■ Work item ■
I would like every line of the records below that contains the word "KBytes" copied.

◇ ◇ ◇ ◇ ◇

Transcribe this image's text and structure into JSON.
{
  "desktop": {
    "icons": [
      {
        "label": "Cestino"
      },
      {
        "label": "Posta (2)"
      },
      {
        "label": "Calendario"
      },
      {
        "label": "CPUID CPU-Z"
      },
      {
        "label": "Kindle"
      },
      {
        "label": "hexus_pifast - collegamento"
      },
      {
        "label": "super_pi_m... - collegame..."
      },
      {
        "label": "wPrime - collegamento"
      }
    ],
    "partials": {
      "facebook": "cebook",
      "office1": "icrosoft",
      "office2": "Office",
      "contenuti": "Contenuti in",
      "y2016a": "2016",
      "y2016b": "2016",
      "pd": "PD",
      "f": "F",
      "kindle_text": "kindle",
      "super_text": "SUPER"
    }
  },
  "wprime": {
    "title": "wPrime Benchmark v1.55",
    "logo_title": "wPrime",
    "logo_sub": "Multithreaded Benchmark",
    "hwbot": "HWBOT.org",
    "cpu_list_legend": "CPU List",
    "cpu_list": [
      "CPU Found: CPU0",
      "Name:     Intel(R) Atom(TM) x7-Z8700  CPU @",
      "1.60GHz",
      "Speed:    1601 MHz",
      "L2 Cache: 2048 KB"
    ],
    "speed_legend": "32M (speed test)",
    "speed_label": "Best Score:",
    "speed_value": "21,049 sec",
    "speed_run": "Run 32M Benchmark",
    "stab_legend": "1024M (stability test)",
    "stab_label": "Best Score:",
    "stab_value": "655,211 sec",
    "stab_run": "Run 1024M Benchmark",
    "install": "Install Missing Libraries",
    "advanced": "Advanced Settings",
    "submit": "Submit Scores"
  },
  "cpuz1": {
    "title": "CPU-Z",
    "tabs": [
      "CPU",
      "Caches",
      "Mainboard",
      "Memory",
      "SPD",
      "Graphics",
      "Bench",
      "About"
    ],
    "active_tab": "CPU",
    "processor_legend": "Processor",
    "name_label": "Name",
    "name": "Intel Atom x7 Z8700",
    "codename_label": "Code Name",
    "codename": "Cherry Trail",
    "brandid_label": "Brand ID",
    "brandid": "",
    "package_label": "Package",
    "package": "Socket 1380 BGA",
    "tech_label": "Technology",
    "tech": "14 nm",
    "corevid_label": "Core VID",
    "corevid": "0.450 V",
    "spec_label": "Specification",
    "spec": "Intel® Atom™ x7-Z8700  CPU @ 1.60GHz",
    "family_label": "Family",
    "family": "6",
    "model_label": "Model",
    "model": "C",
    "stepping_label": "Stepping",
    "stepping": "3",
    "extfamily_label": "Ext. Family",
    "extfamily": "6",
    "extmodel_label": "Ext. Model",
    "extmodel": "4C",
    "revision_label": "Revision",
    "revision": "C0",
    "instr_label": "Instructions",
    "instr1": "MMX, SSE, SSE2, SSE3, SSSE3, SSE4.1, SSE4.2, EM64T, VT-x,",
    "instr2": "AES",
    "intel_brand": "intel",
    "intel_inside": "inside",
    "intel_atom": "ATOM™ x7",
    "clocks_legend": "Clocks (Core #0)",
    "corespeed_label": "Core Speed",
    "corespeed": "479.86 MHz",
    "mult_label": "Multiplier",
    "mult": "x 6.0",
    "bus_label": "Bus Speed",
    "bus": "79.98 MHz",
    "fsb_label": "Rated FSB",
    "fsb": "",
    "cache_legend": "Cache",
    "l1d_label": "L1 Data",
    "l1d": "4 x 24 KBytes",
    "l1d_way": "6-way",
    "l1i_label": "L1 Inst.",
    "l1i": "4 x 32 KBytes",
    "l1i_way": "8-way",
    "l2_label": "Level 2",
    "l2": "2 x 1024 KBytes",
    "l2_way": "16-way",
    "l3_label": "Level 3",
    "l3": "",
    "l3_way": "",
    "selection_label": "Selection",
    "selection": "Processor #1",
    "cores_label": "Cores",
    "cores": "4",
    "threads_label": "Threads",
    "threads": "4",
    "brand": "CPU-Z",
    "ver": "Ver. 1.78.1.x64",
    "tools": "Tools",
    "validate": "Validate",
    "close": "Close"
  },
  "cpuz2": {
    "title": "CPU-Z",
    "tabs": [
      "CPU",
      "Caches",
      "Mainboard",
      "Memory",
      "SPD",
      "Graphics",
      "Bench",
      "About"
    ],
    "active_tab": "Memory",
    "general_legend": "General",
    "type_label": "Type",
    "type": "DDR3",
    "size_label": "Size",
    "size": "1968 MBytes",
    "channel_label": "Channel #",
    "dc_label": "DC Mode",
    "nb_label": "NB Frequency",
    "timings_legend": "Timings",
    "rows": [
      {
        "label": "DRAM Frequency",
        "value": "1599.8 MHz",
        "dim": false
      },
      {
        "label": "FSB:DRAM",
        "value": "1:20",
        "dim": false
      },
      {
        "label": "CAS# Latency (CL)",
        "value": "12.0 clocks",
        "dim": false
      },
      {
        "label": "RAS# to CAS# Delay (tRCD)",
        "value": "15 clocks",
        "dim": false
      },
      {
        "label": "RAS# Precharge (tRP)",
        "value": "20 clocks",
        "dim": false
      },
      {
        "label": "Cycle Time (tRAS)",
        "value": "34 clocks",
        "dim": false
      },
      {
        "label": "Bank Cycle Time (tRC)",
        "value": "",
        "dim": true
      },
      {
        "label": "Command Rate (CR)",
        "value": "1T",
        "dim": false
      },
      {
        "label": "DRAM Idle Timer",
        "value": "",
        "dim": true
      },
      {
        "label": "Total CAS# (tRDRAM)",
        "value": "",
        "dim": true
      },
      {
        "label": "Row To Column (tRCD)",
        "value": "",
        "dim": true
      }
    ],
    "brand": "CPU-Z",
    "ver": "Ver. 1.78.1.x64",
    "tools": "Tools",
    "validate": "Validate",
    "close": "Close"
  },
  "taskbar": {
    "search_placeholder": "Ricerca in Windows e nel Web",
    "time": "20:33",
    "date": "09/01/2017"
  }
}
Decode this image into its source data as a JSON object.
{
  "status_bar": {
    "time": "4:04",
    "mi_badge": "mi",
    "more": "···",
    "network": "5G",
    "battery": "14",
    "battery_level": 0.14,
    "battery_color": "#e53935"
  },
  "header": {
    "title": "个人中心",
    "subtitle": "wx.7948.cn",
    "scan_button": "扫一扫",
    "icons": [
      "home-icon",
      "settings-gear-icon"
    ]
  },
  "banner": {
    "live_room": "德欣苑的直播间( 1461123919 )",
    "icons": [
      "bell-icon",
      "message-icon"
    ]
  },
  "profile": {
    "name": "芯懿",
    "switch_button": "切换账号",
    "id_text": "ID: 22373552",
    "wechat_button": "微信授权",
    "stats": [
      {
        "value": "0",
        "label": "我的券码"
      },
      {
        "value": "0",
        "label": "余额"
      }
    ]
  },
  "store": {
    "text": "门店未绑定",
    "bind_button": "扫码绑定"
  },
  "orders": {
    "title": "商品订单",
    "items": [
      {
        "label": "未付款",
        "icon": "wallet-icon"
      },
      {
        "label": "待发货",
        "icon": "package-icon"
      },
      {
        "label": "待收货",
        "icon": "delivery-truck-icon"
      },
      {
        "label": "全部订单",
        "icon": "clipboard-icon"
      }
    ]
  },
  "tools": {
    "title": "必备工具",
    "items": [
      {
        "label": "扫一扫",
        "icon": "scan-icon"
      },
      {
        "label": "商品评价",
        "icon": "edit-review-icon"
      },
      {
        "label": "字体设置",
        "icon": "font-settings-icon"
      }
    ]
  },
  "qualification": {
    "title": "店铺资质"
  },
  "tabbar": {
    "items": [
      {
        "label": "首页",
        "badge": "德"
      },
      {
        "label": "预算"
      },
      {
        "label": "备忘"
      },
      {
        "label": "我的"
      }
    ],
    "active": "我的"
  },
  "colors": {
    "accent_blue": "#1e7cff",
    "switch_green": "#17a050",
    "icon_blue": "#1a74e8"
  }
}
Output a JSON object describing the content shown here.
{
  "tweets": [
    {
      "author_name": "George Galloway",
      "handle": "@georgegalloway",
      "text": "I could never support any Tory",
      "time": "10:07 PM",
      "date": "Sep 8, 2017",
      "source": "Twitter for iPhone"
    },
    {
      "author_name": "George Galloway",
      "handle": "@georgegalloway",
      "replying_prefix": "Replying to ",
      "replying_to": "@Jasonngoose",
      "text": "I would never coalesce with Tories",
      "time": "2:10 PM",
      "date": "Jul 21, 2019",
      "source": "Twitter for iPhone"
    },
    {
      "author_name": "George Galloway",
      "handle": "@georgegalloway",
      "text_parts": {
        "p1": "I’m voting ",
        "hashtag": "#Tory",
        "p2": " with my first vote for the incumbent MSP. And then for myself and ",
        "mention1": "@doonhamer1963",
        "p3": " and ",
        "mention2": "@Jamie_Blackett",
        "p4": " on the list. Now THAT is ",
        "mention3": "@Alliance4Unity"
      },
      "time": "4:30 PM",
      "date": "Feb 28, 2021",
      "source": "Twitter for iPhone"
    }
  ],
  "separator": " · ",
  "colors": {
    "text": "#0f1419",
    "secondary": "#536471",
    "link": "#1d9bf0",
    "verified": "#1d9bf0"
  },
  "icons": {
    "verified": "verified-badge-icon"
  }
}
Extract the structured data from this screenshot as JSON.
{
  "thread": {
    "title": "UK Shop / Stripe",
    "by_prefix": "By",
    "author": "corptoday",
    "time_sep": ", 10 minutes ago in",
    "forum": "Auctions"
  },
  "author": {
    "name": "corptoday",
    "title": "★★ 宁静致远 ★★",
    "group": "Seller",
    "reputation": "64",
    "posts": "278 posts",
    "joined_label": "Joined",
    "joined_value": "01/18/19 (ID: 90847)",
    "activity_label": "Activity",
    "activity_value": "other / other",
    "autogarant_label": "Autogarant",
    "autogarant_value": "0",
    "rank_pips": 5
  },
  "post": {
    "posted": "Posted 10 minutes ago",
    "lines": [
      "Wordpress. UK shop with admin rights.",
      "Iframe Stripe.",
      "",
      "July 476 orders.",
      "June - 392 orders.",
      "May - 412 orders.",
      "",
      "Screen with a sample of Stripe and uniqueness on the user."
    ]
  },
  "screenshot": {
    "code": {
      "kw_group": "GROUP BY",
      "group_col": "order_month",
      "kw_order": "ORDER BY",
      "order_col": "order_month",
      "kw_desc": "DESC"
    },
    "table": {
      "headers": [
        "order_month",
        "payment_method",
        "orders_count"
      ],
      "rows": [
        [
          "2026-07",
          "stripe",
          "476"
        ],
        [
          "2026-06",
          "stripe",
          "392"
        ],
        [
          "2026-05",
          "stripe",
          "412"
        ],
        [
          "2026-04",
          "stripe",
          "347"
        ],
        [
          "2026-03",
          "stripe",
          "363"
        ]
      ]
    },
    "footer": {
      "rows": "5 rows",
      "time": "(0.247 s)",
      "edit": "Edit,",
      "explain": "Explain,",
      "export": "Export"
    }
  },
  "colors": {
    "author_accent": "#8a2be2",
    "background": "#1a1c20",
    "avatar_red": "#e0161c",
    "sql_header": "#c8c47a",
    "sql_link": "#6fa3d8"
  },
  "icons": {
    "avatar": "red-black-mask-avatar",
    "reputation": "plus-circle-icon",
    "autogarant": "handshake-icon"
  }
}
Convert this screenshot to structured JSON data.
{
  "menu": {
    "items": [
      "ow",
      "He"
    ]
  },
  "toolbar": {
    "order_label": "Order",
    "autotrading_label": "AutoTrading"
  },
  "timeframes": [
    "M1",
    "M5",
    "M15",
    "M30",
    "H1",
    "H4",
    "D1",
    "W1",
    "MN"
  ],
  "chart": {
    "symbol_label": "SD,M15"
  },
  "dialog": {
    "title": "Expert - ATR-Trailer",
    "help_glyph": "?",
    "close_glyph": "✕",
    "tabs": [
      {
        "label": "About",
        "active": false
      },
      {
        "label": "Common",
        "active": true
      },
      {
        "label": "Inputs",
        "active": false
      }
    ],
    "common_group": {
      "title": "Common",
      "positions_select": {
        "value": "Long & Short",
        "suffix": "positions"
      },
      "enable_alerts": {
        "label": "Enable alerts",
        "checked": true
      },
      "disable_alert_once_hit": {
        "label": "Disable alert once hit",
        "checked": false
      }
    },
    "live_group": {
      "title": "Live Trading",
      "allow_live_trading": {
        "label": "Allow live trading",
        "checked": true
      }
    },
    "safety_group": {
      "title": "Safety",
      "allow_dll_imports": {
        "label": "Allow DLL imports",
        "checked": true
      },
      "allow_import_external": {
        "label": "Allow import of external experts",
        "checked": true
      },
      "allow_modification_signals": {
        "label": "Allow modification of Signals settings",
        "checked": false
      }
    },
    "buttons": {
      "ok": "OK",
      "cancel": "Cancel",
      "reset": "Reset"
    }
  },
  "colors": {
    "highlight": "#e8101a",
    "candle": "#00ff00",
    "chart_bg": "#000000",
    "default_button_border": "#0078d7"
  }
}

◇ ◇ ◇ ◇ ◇

■ Solution for this exercise ■
    "l1d": "4 x 24 KBytes",
    "l1i": "4 x 32 KBytes",
    "l2": "2 x 1024 KBytes",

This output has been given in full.